#### [REQUIRED ACTION]
Could you give the data that follows again exactly, without its pictures?

#### [RECORD SET]

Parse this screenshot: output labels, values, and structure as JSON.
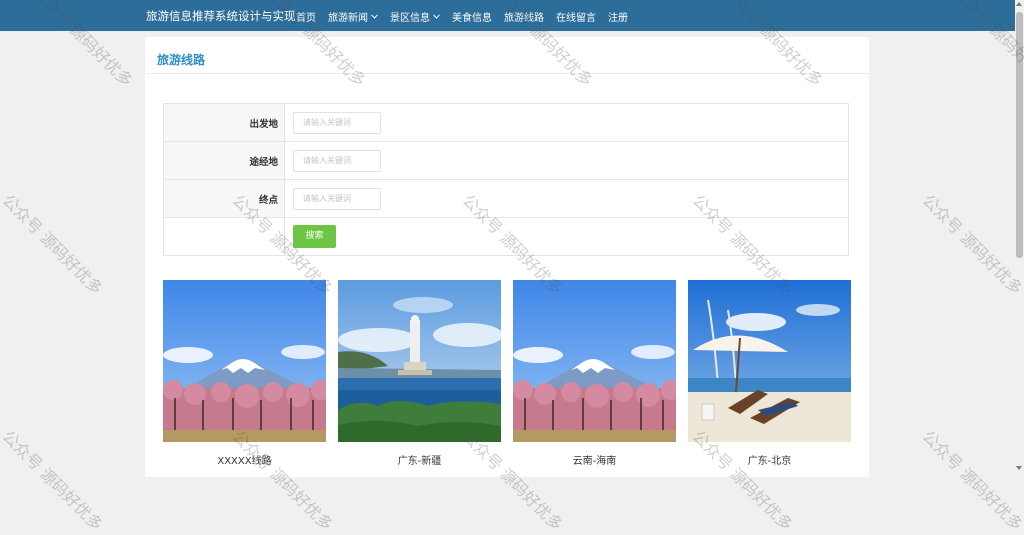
{
  "header": {
    "brand": "旅游信息推荐系统设计与实现",
    "nav": [
      {
        "label": "首页",
        "dropdown": false
      },
      {
        "label": "旅游新闻",
        "dropdown": true
      },
      {
        "label": "景区信息",
        "dropdown": true
      },
      {
        "label": "美食信息",
        "dropdown": false
      },
      {
        "label": "旅游线路",
        "dropdown": false
      },
      {
        "label": "在线留言",
        "dropdown": false
      },
      {
        "label": "注册",
        "dropdown": false
      }
    ]
  },
  "page": {
    "title": "旅游线路"
  },
  "search": {
    "fields": [
      {
        "label": "出发地",
        "placeholder": "请输入关键词",
        "value": ""
      },
      {
        "label": "途经地",
        "placeholder": "请输入关键词",
        "value": ""
      },
      {
        "label": "终点",
        "placeholder": "请输入关键词",
        "value": ""
      }
    ],
    "button_label": "搜索"
  },
  "routes": [
    {
      "title": "XXXXX线路",
      "image": "mount-fuji-cherry-blossom"
    },
    {
      "title": "广东-新疆",
      "image": "guanyin-statue-sea"
    },
    {
      "title": "云南-海南",
      "image": "mount-fuji-cherry-blossom"
    },
    {
      "title": "广东-北京",
      "image": "beach-umbrella-loungers"
    }
  ],
  "watermark": "公众号 源码好优多",
  "colors": {
    "topbar": "#2d6d9a",
    "title": "#2f8fc0",
    "search_button": "#6cc644"
  }
}
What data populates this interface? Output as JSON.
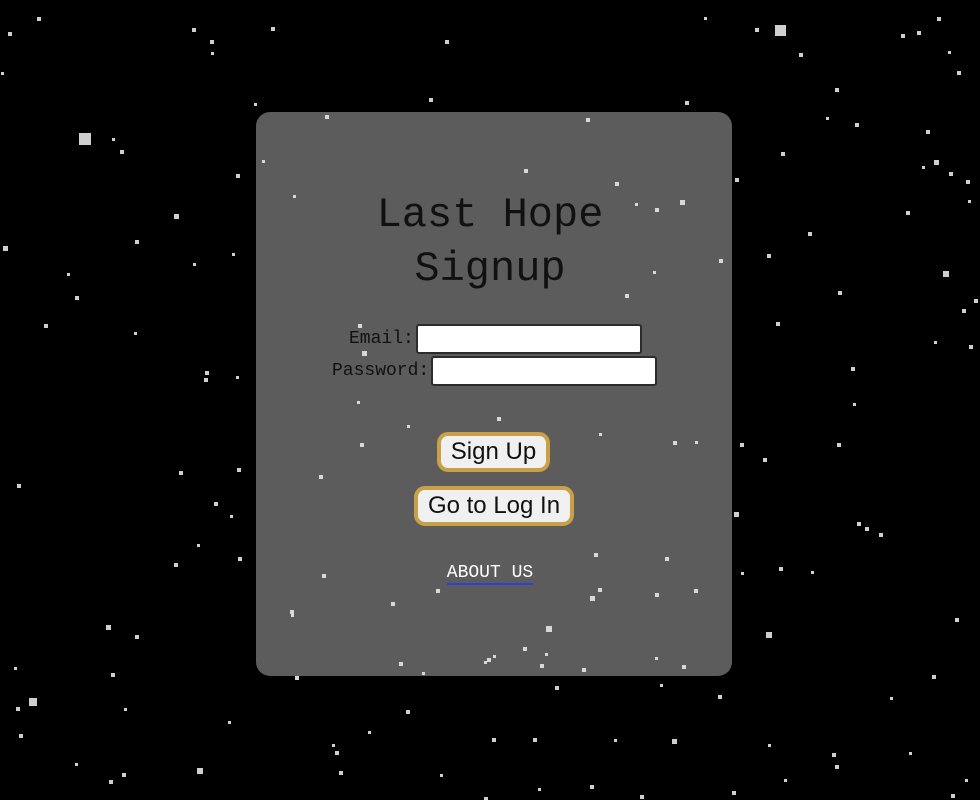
{
  "page": {
    "background_color": "#000000",
    "panel_color": "#5c5c5c",
    "button_border_color": "#c8a048",
    "link_underline_color": "#2c3fd8"
  },
  "signup": {
    "title_line1": "Last Hope",
    "title_line2": "Signup",
    "email_label": "Email:",
    "password_label": "Password:",
    "email_value": "",
    "password_value": "",
    "signup_button": "Sign Up",
    "login_button": "Go to Log In",
    "about_link": "ABOUT US"
  }
}
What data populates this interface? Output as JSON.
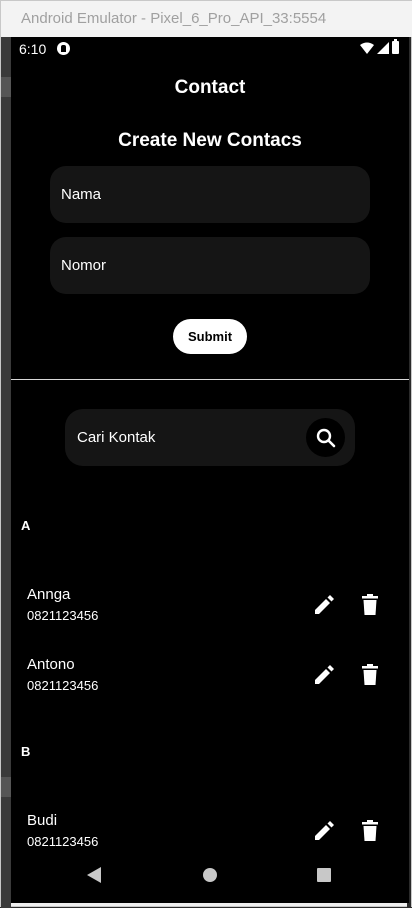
{
  "window": {
    "title": "Android Emulator - Pixel_6_Pro_API_33:5554"
  },
  "status_bar": {
    "time": "6:10"
  },
  "app": {
    "title": "Contact"
  },
  "form": {
    "title": "Create New Contacs",
    "name_placeholder": "Nama",
    "number_placeholder": "Nomor",
    "submit_label": "Submit"
  },
  "search": {
    "placeholder": "Cari Kontak"
  },
  "sections": [
    {
      "letter": "A",
      "contacts": [
        {
          "name": "Annga",
          "number": "0821123456"
        },
        {
          "name": "Antono",
          "number": "0821123456"
        }
      ]
    },
    {
      "letter": "B",
      "contacts": [
        {
          "name": "Budi",
          "number": "0821123456"
        }
      ]
    }
  ],
  "icons": {
    "search": "search-icon",
    "edit": "pencil-icon",
    "delete": "trash-icon",
    "back": "back-triangle-icon",
    "home": "home-circle-icon",
    "recents": "recents-square-icon"
  },
  "colors": {
    "background": "#000000",
    "field_background": "#151515",
    "text": "#ffffff",
    "nav_icon": "#c8c8c8"
  }
}
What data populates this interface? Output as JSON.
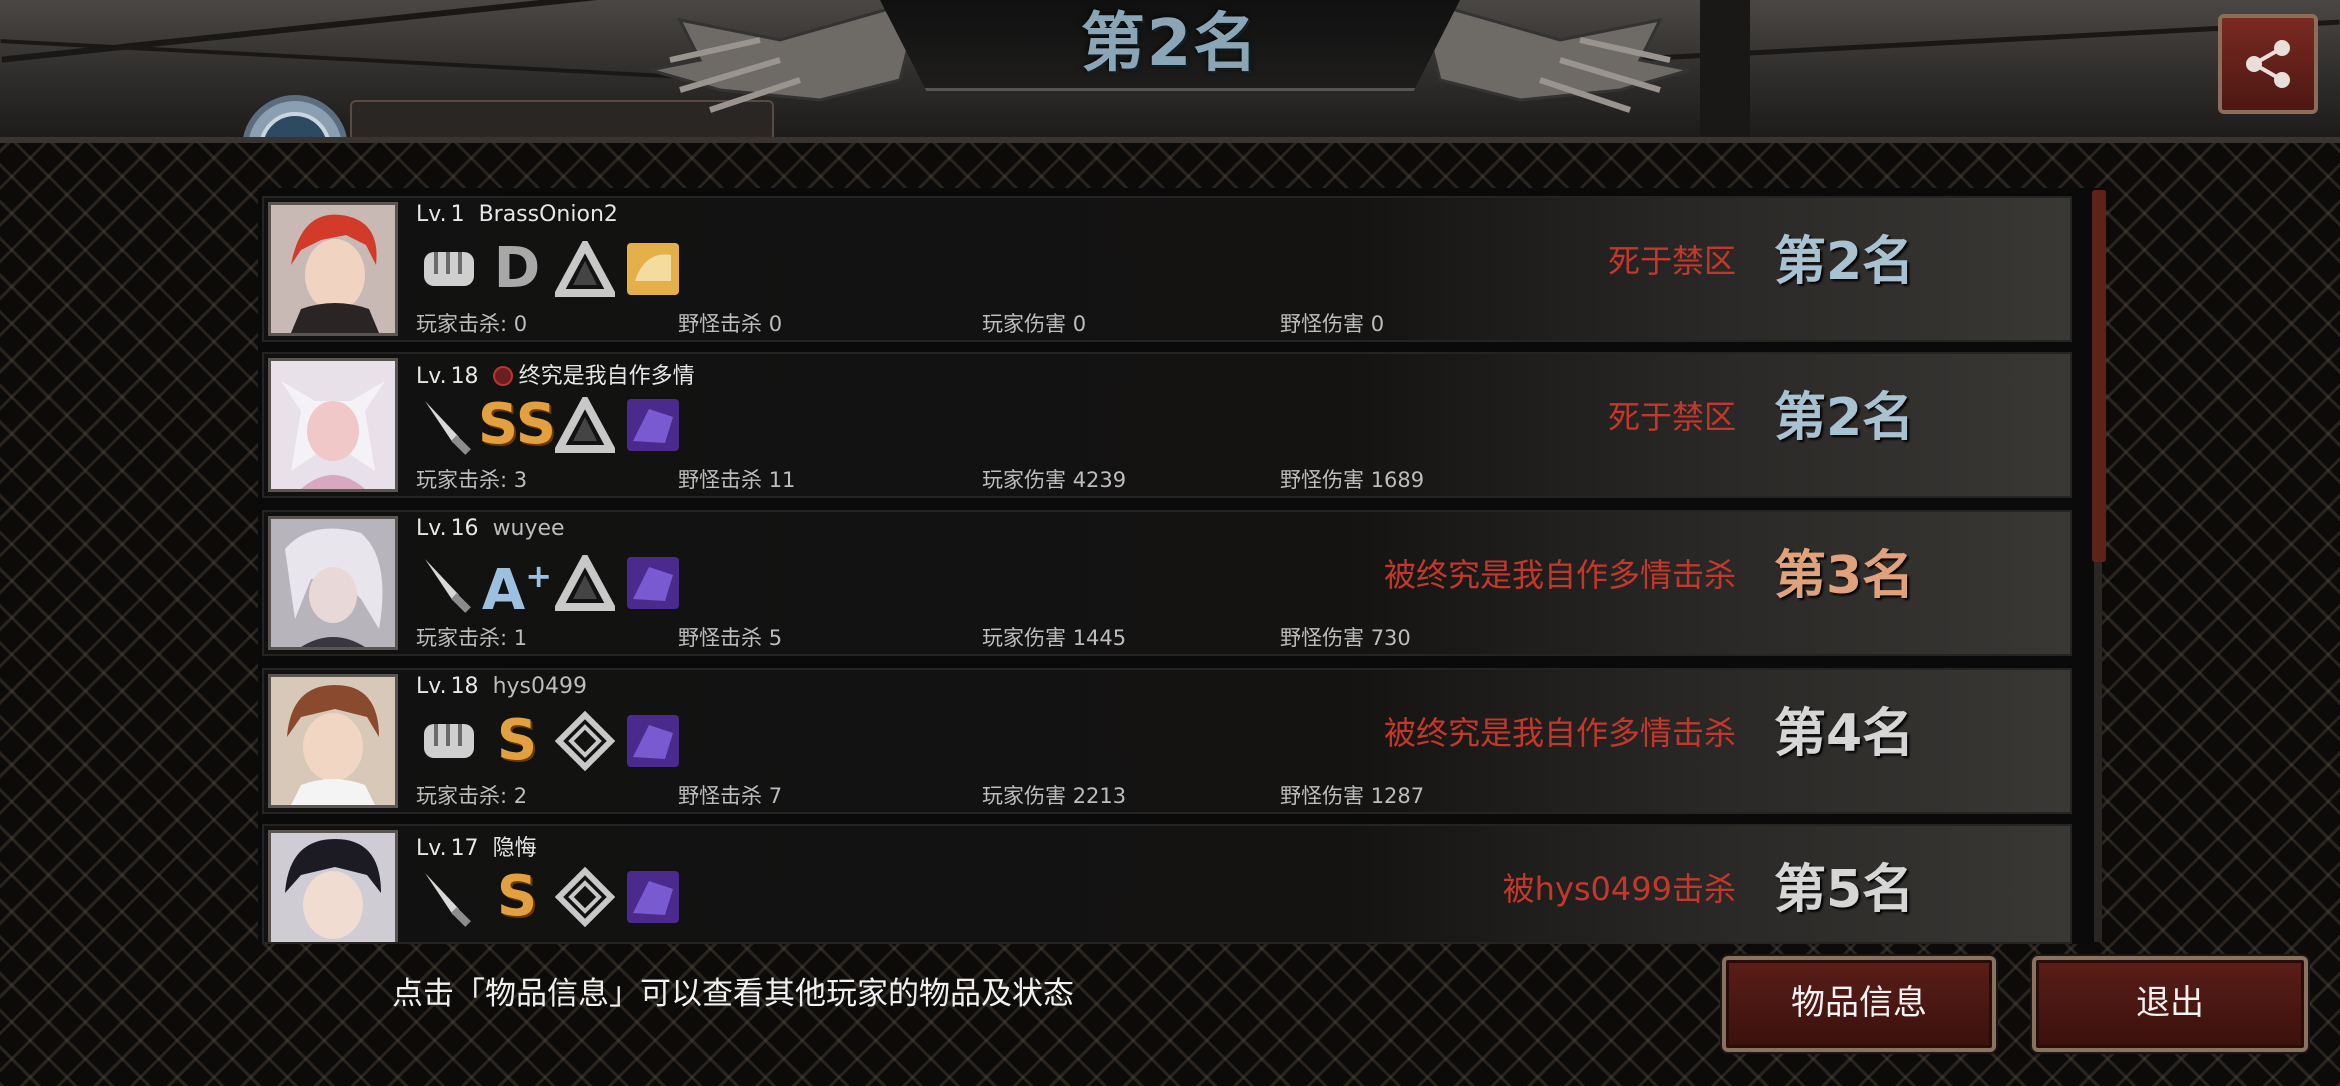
{
  "header": {
    "title": "第2名",
    "tag_text": "终究是我自作多情"
  },
  "colors": {
    "accent_red": "#c4382b",
    "rank_blue": "#a8c2d2",
    "rank_orange": "#e0a27a",
    "grade_gold": "#e2a040"
  },
  "stat_labels": {
    "player_kills": "玩家击杀:",
    "monster_kills": "野怪击杀",
    "player_damage": "玩家伤害",
    "monster_damage": "野怪伤害"
  },
  "rows": [
    {
      "lv_label": "Lv.",
      "level": "1",
      "name": "BrassOnion2",
      "weapon_icon": "fist-icon",
      "grade": "D",
      "class_icon": "triangle-emblem-icon",
      "item_icon": "bread-item-icon",
      "player_kills": "0",
      "monster_kills": "0",
      "player_damage": "0",
      "monster_damage": "0",
      "death": "死于禁区",
      "rank": "第2名"
    },
    {
      "lv_label": "Lv.",
      "level": "18",
      "name": "终究是我自作多情",
      "weapon_icon": "knife-icon",
      "grade": "SS",
      "class_icon": "triangle-emblem-icon",
      "item_icon": "purple-creature-item-icon",
      "player_kills": "3",
      "monster_kills": "11",
      "player_damage": "4239",
      "monster_damage": "1689",
      "death": "死于禁区",
      "rank": "第2名"
    },
    {
      "lv_label": "Lv.",
      "level": "16",
      "name": "wuyee",
      "weapon_icon": "knife-icon",
      "grade": "A",
      "grade_sup": "+",
      "class_icon": "triangle-emblem-icon",
      "item_icon": "purple-creature-item-icon",
      "player_kills": "1",
      "monster_kills": "5",
      "player_damage": "1445",
      "monster_damage": "730",
      "death": "被终究是我自作多情击杀",
      "rank": "第3名"
    },
    {
      "lv_label": "Lv.",
      "level": "18",
      "name": "hys0499",
      "weapon_icon": "fist-icon",
      "grade": "S",
      "class_icon": "diamond-emblem-icon",
      "item_icon": "purple-creature-item-icon",
      "player_kills": "2",
      "monster_kills": "7",
      "player_damage": "2213",
      "monster_damage": "1287",
      "death": "被终究是我自作多情击杀",
      "rank": "第4名"
    },
    {
      "lv_label": "Lv.",
      "level": "17",
      "name": "隐悔",
      "weapon_icon": "knife-icon",
      "grade": "S",
      "class_icon": "diamond-emblem-icon",
      "item_icon": "purple-creature-item-icon",
      "death": "被hys0499击杀",
      "rank": "第5名"
    }
  ],
  "footer": {
    "hint": "点击「物品信息」可以查看其他玩家的物品及状态",
    "item_info_button": "物品信息",
    "exit_button": "退出"
  }
}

#### [COMPLETED EXERCISE]
Parse this screenshot: output labels, values, and structure as JSON.
{
  "header": {
    "brand": "旅游信息推荐系统设计与实现",
    "nav": [
      {
        "label": "首页",
        "dropdown": false
      },
      {
        "label": "旅游新闻",
        "dropdown": true
      },
      {
        "label": "景区信息",
        "dropdown": true
      },
      {
        "label": "美食信息",
        "dropdown": false
      },
      {
        "label": "旅游线路",
        "dropdown": false
      },
      {
        "label": "在线留言",
        "dropdown": false
      },
      {
        "label": "注册",
        "dropdown": false
      }
    ]
  },
  "page": {
    "title": "旅游线路"
  },
  "search": {
    "fields": [
      {
        "label": "出发地",
        "placeholder": "请输入关键词",
        "value": ""
      },
      {
        "label": "途经地",
        "placeholder": "请输入关键词",
        "value": ""
      },
      {
        "label": "终点",
        "placeholder": "请输入关键词",
        "value": ""
      }
    ],
    "button_label": "搜索"
  },
  "routes": [
    {
      "title": "XXXXX线路",
      "image": "mount-fuji-cherry-blossom"
    },
    {
      "title": "广东-新疆",
      "image": "guanyin-statue-sea"
    },
    {
      "title": "云南-海南",
      "image": "mount-fuji-cherry-blossom"
    },
    {
      "title": "广东-北京",
      "image": "beach-umbrella-loungers"
    }
  ],
  "watermark": "公众号 源码好优多",
  "colors": {
    "topbar": "#2d6d9a",
    "title": "#2f8fc0",
    "search_button": "#6cc644"
  }
}
What data populates this interface? Output as JSON.
{
  "page": {
    "background_color": "#000000",
    "panel_color": "#5c5c5c",
    "button_border_color": "#c8a048",
    "link_underline_color": "#2c3fd8"
  },
  "signup": {
    "title_line1": "Last Hope",
    "title_line2": "Signup",
    "email_label": "Email:",
    "password_label": "Password:",
    "email_value": "",
    "password_value": "",
    "signup_button": "Sign Up",
    "login_button": "Go to Log In",
    "about_link": "ABOUT US"
  }
}
What data populates this interface? Output as JSON.
{
  "window": {
    "title": "Android Emulator - Pixel_6_Pro_API_33:5554"
  },
  "status_bar": {
    "time": "6:10"
  },
  "app": {
    "title": "Contact"
  },
  "form": {
    "title": "Create New Contacs",
    "name_placeholder": "Nama",
    "number_placeholder": "Nomor",
    "submit_label": "Submit"
  },
  "search": {
    "placeholder": "Cari Kontak"
  },
  "sections": [
    {
      "letter": "A",
      "contacts": [
        {
          "name": "Annga",
          "number": "0821123456"
        },
        {
          "name": "Antono",
          "number": "0821123456"
        }
      ]
    },
    {
      "letter": "B",
      "contacts": [
        {
          "name": "Budi",
          "number": "0821123456"
        }
      ]
    }
  ],
  "icons": {
    "search": "search-icon",
    "edit": "pencil-icon",
    "delete": "trash-icon",
    "back": "back-triangle-icon",
    "home": "home-circle-icon",
    "recents": "recents-square-icon"
  },
  "colors": {
    "background": "#000000",
    "field_background": "#151515",
    "text": "#ffffff",
    "nav_icon": "#c8c8c8"
  }
}
What data populates this interface? Output as JSON.
{
  "header": {
    "title": "第2名",
    "tag_text": "终究是我自作多情"
  },
  "colors": {
    "accent_red": "#c4382b",
    "rank_blue": "#a8c2d2",
    "rank_orange": "#e0a27a",
    "grade_gold": "#e2a040"
  },
  "stat_labels": {
    "player_kills": "玩家击杀:",
    "monster_kills": "野怪击杀",
    "player_damage": "玩家伤害",
    "monster_damage": "野怪伤害"
  },
  "rows": [
    {
      "lv_label": "Lv.",
      "level": "1",
      "name": "BrassOnion2",
      "weapon_icon": "fist-icon",
      "grade": "D",
      "class_icon": "triangle-emblem-icon",
      "item_icon": "bread-item-icon",
      "player_kills": "0",
      "monster_kills": "0",
      "player_damage": "0",
      "monster_damage": "0",
      "death": "死于禁区",
      "rank": "第2名"
    },
    {
      "lv_label": "Lv.",
      "level": "18",
      "name": "终究是我自作多情",
      "weapon_icon": "knife-icon",
      "grade": "SS",
      "class_icon": "triangle-emblem-icon",
      "item_icon": "purple-creature-item-icon",
      "player_kills": "3",
      "monster_kills": "11",
      "player_damage": "4239",
      "monster_damage": "1689",
      "death": "死于禁区",
      "rank": "第2名"
    },
    {
      "lv_label": "Lv.",
      "level": "16",
      "name": "wuyee",
      "weapon_icon": "knife-icon",
      "grade": "A",
      "grade_sup": "+",
      "class_icon": "triangle-emblem-icon",
      "item_icon": "purple-creature-item-icon",
      "player_kills": "1",
      "monster_kills": "5",
      "player_damage": "1445",
      "monster_damage": "730",
      "death": "被终究是我自作多情击杀",
      "rank": "第3名"
    },
    {
      "lv_label": "Lv.",
      "level": "18",
      "name": "hys0499",
      "weapon_icon": "fist-icon",
      "grade": "S",
      "class_icon": "diamond-emblem-icon",
      "item_icon": "purple-creature-item-icon",
      "player_kills": "2",
      "monster_kills": "7",
      "player_damage": "2213",
      "monster_damage": "1287",
      "death": "被终究是我自作多情击杀",
      "rank": "第4名"
    },
    {
      "lv_label": "Lv.",
      "level": "17",
      "name": "隐悔",
      "weapon_icon": "knife-icon",
      "grade": "S",
      "class_icon": "diamond-emblem-icon",
      "item_icon": "purple-creature-item-icon",
      "death": "被hys0499击杀",
      "rank": "第5名"
    }
  ],
  "footer": {
    "hint": "点击「物品信息」可以查看其他玩家的物品及状态",
    "item_info_button": "物品信息",
    "exit_button": "退出"
  }
}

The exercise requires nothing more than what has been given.